─── TASK MATERIAL ───
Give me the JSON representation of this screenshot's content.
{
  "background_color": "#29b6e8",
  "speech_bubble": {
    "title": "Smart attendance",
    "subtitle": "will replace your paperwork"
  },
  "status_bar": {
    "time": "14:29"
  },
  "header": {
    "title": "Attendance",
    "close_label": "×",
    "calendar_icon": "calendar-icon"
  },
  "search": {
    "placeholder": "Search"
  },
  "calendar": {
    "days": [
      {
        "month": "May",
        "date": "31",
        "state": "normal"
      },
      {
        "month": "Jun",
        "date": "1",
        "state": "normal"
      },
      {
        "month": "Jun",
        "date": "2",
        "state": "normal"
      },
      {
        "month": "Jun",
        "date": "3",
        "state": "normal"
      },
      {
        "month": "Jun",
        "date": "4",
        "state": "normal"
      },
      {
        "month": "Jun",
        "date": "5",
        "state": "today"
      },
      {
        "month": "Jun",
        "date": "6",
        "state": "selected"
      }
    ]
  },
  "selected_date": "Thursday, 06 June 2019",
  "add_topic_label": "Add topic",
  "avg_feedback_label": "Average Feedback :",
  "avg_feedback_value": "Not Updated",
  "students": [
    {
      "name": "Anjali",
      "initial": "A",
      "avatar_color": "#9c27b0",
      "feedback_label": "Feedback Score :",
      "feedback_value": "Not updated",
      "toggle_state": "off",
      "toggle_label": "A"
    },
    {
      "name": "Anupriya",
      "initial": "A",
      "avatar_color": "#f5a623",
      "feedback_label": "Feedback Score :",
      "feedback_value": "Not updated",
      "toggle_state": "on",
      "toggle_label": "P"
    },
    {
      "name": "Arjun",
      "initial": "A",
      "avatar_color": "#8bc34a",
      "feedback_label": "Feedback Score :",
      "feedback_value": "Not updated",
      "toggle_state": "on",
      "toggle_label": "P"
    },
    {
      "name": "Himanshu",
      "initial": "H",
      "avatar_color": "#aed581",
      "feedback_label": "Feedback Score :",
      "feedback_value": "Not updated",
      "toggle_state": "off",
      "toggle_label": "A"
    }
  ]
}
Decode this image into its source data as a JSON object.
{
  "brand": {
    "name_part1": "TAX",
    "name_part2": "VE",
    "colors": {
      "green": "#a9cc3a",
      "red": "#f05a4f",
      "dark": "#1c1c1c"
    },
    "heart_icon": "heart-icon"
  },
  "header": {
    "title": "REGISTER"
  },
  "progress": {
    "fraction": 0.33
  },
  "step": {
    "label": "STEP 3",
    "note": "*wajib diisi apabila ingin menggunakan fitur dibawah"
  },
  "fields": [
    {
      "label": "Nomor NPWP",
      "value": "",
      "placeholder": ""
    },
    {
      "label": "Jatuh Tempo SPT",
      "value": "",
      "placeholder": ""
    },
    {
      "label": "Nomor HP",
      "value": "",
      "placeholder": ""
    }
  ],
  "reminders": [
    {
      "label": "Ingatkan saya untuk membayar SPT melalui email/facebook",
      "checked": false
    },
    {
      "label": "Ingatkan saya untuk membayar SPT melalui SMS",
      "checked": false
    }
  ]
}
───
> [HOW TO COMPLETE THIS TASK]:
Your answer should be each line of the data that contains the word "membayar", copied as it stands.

> [ANSWER TO THE PROBLEM]:
      "label": "Ingatkan saya untuk membayar SPT melalui email/facebook",
      "label": "Ingatkan saya untuk membayar SPT melalui SMS",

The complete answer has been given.